Secondly, there is no consensus that the surface of the Ocean was uniformly thick. Some modeling, for example from Pollard and Kasting, 2005 indicates that the sea ice was on the order of meters thick in the equatorial regions. In that case, algae could have easily survived on the underside of ice sheets, as it does in the modern arctic and antarctic. A thin, cracking, and periodically melting (under tropical solar radiation) state would be consistent with conditions in the polar regions today, and is quite capable of supporting life.

### Couldn't there be other explanations for these apparent glacier tracks, apart from Snowball Earth? For example, Australia may have been closer to the S.Pole then, and some of the locations where evidence of glaciers was found might have been much higher above sea level than they are today.

I haven't done a deep dive, but the latitude of various points of the Earth's surface can be estimated by paleomagnetic data. Note that the many of the alternate explanations (such as increased axial tilt and true polar wander) also include mechanisms for explaining why the magnetic record is wrong (i.e. the magnetic poles were not where we though they were).

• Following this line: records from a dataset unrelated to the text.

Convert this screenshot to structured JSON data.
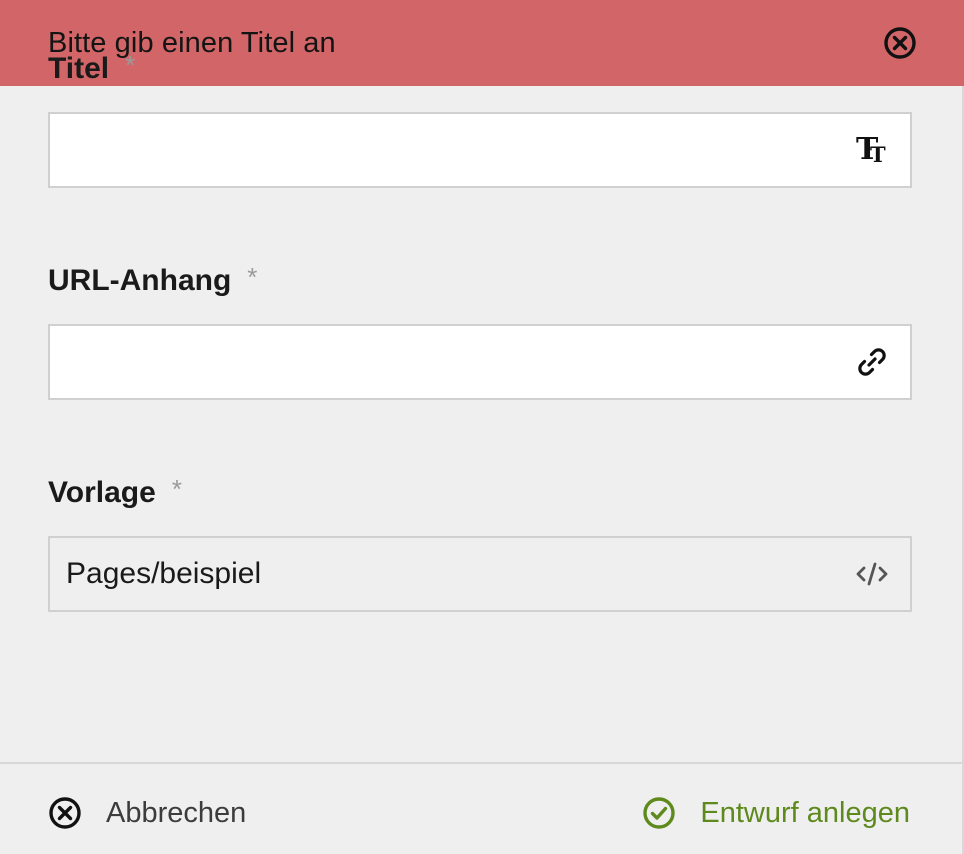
{
  "notification": {
    "message": "Bitte gib einen Titel an",
    "close_icon": "close-circle-icon",
    "background_color": "#d16567"
  },
  "fields": [
    {
      "label": "Titel",
      "required_marker": "*",
      "value": "",
      "placeholder": "",
      "icon": "text-title-icon"
    },
    {
      "label": "URL-Anhang",
      "required_marker": "*",
      "value": "",
      "placeholder": "",
      "icon": "link-icon"
    },
    {
      "label": "Vorlage",
      "required_marker": "*",
      "value": "Pages/beispiel",
      "placeholder": "",
      "icon": "code-icon",
      "readonly": true
    }
  ],
  "footer": {
    "cancel_label": "Abbrechen",
    "cancel_icon": "cancel-circle-icon",
    "submit_label": "Entwurf anlegen",
    "submit_icon": "check-circle-icon",
    "submit_color": "#5e8a1d"
  }
}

However, this is something of an Occam's Razor situation. In order to explain tropical glaciers without Snowball Earth, you have to explain how the Earth was physically rotating on a different axis. While possible, it takes a lot of energy to make the Earth move from one axis of rotation to another. Snowball Earth is a simpler explanation from the energy physics point of view.

As mentioned earlier, there are two links to papers where Hoffman and company dismiss various alternate explanations.

• Thanks for your answer. My query about plants under the ice was less about whether they could survive the cold but more about how they could survive low light levels. I don't think any plants,not even blue-green algae, will be found in Lake Vostok. – Michael Walsby Jun 26 '19 at 18:19
• PS For those who don't know, Lake Vostok is a huge lake under the ice in Antarctica which the Russians are drilling down to. – Michael Walsby Jun 26 '19 at 18:37
• 10 minute PBS Ions video How Volcanoes Froze the Earth (Twice) discusses the survival of life. And dropstones. – Keith McClary Jul 27 '19 at 17:35